* **PROVIDED MATERIAL**
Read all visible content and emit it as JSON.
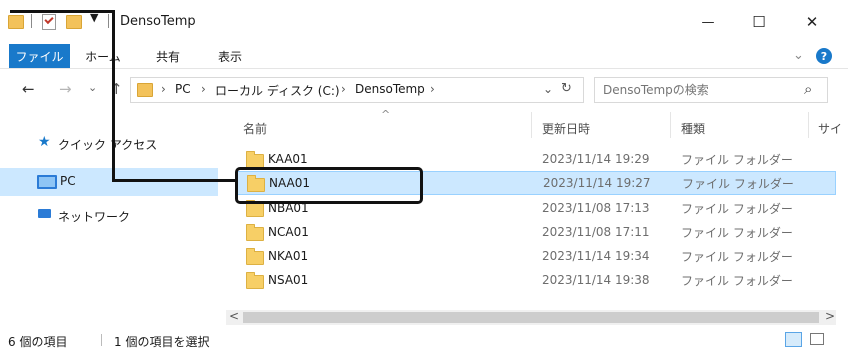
{
  "titlebar": {
    "title": "DensoTemp",
    "minimize": "—",
    "maximize": "☐",
    "close": "✕",
    "qa_menu_arrow": "▼"
  },
  "ribbon": {
    "tabs": [
      "ファイル",
      "ホーム",
      "共有",
      "表示"
    ],
    "expand": "⌄",
    "help": "?"
  },
  "nav": {
    "back": "←",
    "forward": "→",
    "recent": "⌄",
    "up": "↑",
    "breadcrumb": [
      "PC",
      "ローカル ディスク (C:)",
      "DensoTemp"
    ],
    "sep": "›",
    "dropdown": "⌄",
    "refresh": "↻",
    "search_placeholder": "DensoTempの検索",
    "search_icon": "⌕"
  },
  "sidebar": {
    "items": [
      {
        "label": "クイック アクセス",
        "icon": "star-icon"
      },
      {
        "label": "PC",
        "icon": "monitor-icon"
      },
      {
        "label": "ネットワーク",
        "icon": "network-icon"
      }
    ]
  },
  "columns": {
    "sort_arrow": "^",
    "name": "名前",
    "modified": "更新日時",
    "type": "種類",
    "size": "サイ"
  },
  "files": [
    {
      "name": "KAA01",
      "modified": "2023/11/14 19:29",
      "type": "ファイル フォルダー",
      "selected": false
    },
    {
      "name": "NAA01",
      "modified": "2023/11/14 19:27",
      "type": "ファイル フォルダー",
      "selected": true
    },
    {
      "name": "NBA01",
      "modified": "2023/11/08 17:13",
      "type": "ファイル フォルダー",
      "selected": false
    },
    {
      "name": "NCA01",
      "modified": "2023/11/08 17:11",
      "type": "ファイル フォルダー",
      "selected": false
    },
    {
      "name": "NKA01",
      "modified": "2023/11/14 19:34",
      "type": "ファイル フォルダー",
      "selected": false
    },
    {
      "name": "NSA01",
      "modified": "2023/11/14 19:38",
      "type": "ファイル フォルダー",
      "selected": false
    }
  ],
  "scroll": {
    "left": "<",
    "right": ">"
  },
  "status": {
    "count": "6 個の項目",
    "selected": "1 個の項目を選択"
  },
  "colors": {
    "accent": "#1979ca",
    "selection": "#cce8ff",
    "folder": "#f7cf66"
  }
}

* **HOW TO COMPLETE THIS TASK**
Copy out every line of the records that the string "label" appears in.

* **EXPECTED ANSWER**
        "label": "クイック アクセス",
        "label": "PC",
        "label": "ネットワーク",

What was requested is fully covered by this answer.